On a cool, spring day we left Los Angeles early, bound for the Orange County canyon home of Helena Modjeska, the great 19th century Polish actress who learned English in mid-life and tirelessly toured America, bringing culture and emotional honesty to the people.
Our journey felt a bit like time travel, as the busy freeway traffic thinned and gave way to rolling hills covered with grass. Then up a narrow canyon, past olive groves and giggling turkeys running free, we found Arden, the house and garden where Modjeska went to recharge her soul after giving everything to her audiences. Today it is a National Register landmark with a devoted interpretive docent staff. We were the only people on the tour, and our guide Jan graciously shared the secrets of the house and indulged our many questions.
We hope you enjoy Kim’s photos from Mme. Modjeska’s wonderful house, a rare example of Stanford White’s architecture in California. You can see Richard’s photos of the grounds here. To plan your own visit, visit the OC Parks website. Recommended reading: Starring Madame Modjeska: On Tour in Poland and America.
National Register plaque.
Mme. Modjeska’s porch
New York architect Stanford White’s only California commission.
The Arts & Crafts front door.
Front door detail.
Front door knocker.
House seen through the old well. Note the woodpeckers’ work.
Pass-thru from the kitchen, from the failed country club era.
Mme. Modjeska had a stuffed puma she liked to prank people with.
Mme. Modjeska and artifacts.
Beautiful round frame for the front door.
Mme. Modjeska in her stage garb.
Lower windows added during the failed country club era.
Mme. Modjeska’s music room with its ship-like construction.

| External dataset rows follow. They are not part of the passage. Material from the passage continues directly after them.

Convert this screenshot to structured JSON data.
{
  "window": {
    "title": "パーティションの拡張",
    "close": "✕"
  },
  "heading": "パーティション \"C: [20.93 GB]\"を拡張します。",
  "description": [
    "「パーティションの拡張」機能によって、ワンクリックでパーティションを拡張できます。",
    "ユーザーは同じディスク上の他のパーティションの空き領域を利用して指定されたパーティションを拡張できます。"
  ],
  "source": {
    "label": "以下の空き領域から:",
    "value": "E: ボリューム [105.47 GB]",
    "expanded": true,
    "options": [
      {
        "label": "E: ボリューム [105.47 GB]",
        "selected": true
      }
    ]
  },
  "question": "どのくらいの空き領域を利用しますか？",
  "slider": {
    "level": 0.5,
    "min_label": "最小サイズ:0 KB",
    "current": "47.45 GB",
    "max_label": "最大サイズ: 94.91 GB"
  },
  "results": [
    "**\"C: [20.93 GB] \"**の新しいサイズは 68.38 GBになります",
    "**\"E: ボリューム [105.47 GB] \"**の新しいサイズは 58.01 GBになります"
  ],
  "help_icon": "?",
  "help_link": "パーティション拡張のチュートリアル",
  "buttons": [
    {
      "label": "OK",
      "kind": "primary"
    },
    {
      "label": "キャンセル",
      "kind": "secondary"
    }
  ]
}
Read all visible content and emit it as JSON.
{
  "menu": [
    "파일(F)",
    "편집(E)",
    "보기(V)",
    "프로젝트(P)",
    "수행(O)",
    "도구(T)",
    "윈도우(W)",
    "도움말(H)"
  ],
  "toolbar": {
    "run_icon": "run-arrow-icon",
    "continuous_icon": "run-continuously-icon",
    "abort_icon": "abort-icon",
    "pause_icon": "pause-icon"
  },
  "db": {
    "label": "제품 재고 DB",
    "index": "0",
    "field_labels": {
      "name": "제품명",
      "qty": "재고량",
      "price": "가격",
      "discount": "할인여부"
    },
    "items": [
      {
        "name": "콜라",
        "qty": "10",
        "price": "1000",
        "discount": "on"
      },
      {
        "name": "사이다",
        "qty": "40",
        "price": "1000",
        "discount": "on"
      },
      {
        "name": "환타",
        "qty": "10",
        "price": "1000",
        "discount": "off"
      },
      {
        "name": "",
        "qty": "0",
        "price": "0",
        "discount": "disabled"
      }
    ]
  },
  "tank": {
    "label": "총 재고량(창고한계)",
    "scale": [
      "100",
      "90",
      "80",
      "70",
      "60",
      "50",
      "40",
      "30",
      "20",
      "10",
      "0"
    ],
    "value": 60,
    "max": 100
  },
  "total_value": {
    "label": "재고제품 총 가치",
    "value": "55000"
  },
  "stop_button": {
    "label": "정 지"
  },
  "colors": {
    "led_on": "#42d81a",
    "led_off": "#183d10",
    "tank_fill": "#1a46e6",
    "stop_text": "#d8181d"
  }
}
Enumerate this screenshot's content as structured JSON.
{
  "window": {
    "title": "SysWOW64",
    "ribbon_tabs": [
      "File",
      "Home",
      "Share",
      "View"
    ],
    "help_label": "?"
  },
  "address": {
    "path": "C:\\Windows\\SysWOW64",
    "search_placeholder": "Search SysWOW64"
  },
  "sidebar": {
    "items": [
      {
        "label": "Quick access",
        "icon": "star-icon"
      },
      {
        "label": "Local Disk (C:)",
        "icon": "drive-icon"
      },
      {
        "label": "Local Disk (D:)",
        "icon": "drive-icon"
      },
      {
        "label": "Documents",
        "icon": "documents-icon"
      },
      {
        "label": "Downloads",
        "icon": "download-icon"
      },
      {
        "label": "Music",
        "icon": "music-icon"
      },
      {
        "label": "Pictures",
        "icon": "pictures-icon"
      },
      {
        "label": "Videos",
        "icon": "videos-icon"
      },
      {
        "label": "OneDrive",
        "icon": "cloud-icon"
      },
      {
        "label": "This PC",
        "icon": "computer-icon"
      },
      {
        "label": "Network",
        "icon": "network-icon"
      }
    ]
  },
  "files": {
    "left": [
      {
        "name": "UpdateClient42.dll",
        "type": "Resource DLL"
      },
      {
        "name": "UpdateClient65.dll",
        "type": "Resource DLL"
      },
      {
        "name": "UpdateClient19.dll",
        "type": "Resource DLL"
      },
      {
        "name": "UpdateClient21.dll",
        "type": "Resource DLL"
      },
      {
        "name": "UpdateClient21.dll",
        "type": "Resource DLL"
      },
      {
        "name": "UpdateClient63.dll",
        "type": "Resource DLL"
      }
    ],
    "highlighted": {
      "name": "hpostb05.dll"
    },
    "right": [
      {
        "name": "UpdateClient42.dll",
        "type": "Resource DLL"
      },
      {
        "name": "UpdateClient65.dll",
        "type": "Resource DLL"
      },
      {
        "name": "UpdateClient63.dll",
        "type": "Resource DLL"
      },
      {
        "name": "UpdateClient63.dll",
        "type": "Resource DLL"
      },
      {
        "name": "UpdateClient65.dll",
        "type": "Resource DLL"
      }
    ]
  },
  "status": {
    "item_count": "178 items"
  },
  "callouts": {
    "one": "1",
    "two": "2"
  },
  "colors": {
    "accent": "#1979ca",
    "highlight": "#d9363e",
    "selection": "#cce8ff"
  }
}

Replica of Mme. Modjeska’s lost lion table crafted by her great-great granddaughter, Betsy Chronic.
One of Mme. Modjeska’s theatrical trunks.
An aesthetic-style doorknob.
Peculiar red glass window treatment in the bath.
When Mme. Modjeska died, this fan was forgotten in the repair shop. Decades later, it came home.
A Black Madonna icon made for Mme. Modjeska in Poland.
Mme. Modjeska’s bedroom.
Mme. Modjeska’s porch.
Ice house with a wee residence on top; California plant man Theodore Payne lived here.
Inside the ice house.
Stanford White designed this outbuilding in the Polish vernacular style.
The old bridge washed out, but these pillars survive.
Steps down into the swimming pool designed by Mme. Modjeska’s son.
In the swimming pool designed by Mme. Modjeska’s son.
Cenotaph (Mme. Modjeska and her husband The Count are buried in Poland).